How to complete this task:
Search the listing below for the string "JSON" and copy every line where it occurs.

Data in this exercise:
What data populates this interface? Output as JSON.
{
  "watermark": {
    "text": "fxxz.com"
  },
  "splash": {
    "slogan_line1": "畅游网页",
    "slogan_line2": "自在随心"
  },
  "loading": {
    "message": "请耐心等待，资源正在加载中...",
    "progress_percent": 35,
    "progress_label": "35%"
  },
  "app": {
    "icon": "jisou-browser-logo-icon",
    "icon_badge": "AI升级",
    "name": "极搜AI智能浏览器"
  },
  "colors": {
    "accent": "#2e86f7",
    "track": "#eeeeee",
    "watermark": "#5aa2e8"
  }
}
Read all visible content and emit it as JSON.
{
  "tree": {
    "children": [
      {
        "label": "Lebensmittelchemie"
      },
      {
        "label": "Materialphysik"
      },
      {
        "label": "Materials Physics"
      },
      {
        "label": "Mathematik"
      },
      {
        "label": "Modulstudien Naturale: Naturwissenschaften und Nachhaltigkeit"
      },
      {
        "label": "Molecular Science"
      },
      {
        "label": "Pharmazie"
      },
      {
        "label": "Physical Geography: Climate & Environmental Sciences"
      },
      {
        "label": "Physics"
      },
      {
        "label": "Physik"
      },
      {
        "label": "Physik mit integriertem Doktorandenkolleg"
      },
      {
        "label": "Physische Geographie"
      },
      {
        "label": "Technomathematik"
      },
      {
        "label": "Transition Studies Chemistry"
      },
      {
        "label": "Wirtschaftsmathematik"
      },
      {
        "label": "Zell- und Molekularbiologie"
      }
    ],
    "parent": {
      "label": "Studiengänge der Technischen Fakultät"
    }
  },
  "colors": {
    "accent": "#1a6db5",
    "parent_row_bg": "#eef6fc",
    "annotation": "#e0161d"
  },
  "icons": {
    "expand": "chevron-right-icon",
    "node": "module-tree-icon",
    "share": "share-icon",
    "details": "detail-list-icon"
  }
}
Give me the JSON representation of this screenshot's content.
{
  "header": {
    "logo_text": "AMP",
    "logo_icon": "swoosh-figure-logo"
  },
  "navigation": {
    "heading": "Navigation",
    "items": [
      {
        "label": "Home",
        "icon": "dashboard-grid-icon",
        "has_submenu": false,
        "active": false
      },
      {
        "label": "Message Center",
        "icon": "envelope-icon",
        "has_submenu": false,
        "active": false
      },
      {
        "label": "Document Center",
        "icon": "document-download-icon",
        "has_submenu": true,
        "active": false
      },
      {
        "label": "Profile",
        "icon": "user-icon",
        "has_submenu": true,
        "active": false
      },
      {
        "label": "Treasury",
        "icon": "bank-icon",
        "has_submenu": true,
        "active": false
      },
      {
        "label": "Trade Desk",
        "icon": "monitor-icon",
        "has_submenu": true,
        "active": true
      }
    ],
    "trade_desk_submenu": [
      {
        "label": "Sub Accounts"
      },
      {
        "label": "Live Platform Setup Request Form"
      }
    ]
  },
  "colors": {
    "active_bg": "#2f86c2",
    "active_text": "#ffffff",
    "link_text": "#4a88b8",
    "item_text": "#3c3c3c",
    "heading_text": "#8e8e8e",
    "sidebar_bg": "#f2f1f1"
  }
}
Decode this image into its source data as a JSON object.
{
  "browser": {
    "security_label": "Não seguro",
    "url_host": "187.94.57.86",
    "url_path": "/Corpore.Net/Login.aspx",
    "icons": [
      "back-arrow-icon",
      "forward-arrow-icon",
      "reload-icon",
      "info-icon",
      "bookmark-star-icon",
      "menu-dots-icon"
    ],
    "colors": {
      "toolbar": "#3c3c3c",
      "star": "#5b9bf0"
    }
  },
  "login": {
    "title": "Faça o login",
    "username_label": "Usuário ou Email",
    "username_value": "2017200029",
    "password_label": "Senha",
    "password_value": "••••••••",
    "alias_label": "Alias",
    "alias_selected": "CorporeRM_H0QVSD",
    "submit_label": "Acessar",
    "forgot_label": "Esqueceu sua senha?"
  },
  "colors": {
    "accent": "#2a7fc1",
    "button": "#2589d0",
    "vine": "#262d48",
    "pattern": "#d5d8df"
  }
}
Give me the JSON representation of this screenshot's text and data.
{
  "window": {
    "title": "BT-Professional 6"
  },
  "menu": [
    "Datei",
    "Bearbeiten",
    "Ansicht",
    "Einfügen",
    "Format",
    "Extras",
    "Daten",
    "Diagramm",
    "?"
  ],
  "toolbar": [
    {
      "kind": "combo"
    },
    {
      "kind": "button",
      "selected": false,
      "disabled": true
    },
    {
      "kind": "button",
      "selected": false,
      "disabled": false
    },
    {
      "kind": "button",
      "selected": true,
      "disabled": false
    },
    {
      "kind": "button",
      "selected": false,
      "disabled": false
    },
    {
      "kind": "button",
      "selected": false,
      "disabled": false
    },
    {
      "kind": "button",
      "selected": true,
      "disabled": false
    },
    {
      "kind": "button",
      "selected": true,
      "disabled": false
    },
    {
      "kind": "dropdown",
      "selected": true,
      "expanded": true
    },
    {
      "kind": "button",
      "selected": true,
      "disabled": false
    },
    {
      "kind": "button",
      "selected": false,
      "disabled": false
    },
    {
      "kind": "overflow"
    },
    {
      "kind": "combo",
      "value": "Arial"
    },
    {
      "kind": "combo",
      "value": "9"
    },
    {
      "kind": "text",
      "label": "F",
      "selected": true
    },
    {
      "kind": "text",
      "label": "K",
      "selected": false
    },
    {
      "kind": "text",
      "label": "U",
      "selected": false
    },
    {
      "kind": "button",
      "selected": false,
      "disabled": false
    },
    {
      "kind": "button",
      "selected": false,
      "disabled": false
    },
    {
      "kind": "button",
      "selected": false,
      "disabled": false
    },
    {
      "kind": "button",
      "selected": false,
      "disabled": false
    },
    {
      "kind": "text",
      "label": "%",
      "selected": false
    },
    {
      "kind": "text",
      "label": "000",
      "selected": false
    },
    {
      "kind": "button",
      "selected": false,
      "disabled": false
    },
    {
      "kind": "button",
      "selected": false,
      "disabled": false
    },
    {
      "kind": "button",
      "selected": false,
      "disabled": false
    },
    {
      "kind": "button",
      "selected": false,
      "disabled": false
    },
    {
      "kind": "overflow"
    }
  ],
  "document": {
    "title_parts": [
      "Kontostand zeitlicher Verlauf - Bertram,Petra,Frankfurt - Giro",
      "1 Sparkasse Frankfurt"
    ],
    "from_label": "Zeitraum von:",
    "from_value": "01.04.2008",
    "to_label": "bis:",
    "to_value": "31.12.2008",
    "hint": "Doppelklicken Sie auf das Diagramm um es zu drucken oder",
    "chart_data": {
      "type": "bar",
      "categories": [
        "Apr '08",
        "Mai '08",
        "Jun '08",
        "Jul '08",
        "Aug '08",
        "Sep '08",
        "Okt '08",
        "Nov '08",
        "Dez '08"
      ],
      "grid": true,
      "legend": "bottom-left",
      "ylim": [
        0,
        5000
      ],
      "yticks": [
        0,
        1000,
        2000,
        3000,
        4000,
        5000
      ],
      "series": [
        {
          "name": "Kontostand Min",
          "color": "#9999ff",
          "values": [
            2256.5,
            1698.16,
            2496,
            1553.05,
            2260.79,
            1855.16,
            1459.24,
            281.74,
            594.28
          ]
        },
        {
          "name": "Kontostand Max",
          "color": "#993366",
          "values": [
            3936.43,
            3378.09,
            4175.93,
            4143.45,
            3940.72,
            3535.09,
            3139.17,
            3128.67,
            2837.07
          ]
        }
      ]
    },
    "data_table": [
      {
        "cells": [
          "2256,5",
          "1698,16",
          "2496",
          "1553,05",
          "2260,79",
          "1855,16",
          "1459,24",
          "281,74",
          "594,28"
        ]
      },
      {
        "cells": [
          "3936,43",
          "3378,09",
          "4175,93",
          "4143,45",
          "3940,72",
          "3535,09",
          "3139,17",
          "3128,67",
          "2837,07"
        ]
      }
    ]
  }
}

Reply:
What data populates this interface? Output as JSON.
Read all visible content and emit it as JSON.
Give me the JSON representation of this screenshot's content.
Decode this image into its source data as a JSON object.
Give me the JSON representation of this screenshot's text and data.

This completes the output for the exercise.